Brad Hayes successfully defends his dissertation

September 24, 2015
On Thursday, September 24, 2015, lab member Brad Hayes successfully defended his dissertation “Supportive Behaviors for Human-Robot Teaming.” Brad is now a Postdoctoral Associate in the Interactive Robotics Lab at MIT under the direction of Professor Julie Shah. 
Defense Abstract:

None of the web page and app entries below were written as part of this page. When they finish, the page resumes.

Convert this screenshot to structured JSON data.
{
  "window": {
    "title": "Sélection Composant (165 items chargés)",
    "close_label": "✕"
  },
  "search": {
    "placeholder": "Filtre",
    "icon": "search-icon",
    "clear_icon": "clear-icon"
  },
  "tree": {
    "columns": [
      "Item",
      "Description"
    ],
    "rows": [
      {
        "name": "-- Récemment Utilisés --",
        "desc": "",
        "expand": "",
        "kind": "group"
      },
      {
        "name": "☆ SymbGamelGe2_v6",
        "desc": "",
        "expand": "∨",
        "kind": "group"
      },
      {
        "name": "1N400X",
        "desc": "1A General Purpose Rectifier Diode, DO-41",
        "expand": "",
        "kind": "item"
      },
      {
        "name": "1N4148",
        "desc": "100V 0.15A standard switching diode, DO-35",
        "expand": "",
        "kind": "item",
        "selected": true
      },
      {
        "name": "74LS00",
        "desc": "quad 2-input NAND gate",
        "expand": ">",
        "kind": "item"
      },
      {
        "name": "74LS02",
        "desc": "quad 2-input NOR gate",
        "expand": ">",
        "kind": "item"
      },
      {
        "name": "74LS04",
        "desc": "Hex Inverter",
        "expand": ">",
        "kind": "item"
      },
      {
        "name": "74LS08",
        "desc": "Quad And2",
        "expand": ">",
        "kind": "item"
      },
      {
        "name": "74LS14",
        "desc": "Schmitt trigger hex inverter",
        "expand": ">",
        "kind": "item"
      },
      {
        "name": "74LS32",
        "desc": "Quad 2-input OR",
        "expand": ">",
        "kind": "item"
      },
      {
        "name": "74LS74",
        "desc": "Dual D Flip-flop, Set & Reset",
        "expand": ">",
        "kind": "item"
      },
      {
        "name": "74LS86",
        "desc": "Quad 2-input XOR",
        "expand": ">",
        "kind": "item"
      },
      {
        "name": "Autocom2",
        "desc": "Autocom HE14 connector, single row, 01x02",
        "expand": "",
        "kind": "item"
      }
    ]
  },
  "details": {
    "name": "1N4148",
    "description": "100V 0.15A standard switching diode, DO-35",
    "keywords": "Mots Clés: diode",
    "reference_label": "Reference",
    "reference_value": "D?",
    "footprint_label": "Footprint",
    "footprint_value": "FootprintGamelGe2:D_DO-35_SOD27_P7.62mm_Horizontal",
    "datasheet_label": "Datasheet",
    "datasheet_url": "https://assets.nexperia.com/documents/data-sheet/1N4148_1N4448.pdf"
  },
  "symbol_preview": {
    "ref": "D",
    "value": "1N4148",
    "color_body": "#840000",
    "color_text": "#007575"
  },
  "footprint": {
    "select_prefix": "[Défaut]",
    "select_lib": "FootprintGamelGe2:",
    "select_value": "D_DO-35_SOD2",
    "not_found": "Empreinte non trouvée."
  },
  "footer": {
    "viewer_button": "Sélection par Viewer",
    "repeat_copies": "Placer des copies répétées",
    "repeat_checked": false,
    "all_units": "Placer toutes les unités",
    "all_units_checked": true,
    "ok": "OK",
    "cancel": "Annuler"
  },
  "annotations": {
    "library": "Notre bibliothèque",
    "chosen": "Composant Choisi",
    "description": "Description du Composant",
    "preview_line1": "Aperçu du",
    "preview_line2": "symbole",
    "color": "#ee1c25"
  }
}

While robotics has made considerable strides toward more robust and adaptive manipulation, perception, and planning, robots in the near future are unlikely to be as dexterous, competent, and versatile as human workers. Rather than try to create fully autonomous systems that accomplish tasks independently, a more practical approach is to construct robots that work alongside people. This allows human and robot workers to concentrate on the tasks for which they are each best suited, while simultaneously providing the capability to assist each other during tasks that one worker lacks the ability to complete independently in a safe or maximally proficient manner. Human-robot teaming advances have the potential to extend applications of autonomous robots well beyond their current, limited roles in factory automation settings. Much of modern robotics remains inapplicable in many domains where tasks are either too complex, beyond modern hardware limitations, too sensitive for non-human completion, or too flexible for static automation practices. In these situations human-robot teaming can be leveraged to improve the efficiency, quality-of-life, and safety of human partners.

In this defense, I describe algorithms that can create collaborative robots to provide assistance when useful, remove dull or undesirable responsibilities when possible, and assist with dangerous tasks when feasible. In doing so, I present a novel method for autonomously constructing hierarchical task networks that factor complex tasks in ways that make them approachable by modern planning and coordination algorithms. In particular, within these complex cooperative tasks I focus on facilitating collaboration between a lead worker and robotic assistant, defining and investigating a class of actions I term supportive behaviors: off-goal actions that serve to reduce the cognitive or kinematic complexity of tasks for teammates. The majority of contributions within this work center around discovering, learning, and executing these types of behaviors in multi-agent domains with asymmetric authority. I provide an examination of supportive behavior learning and execution from the perspective of task and motion planning, as well as that of learning directly from interactions with humans. These algorithms provide a collaborative robot with the capability to anticipate the needs of a human teammate and proactively offer help as needed or desired. Applications of this work include robots that provide tools just-in-time, robots that alter workspaces to make more optimal task orderings more obvious and more feasible, and robots that recognize when a user is delayed in a complex task and offer assistance.

Advisor: Brian Scassellati

Other committee members:
Dan Spielman
Julie Dorsey
Rod Grupen (University of Massachusetts)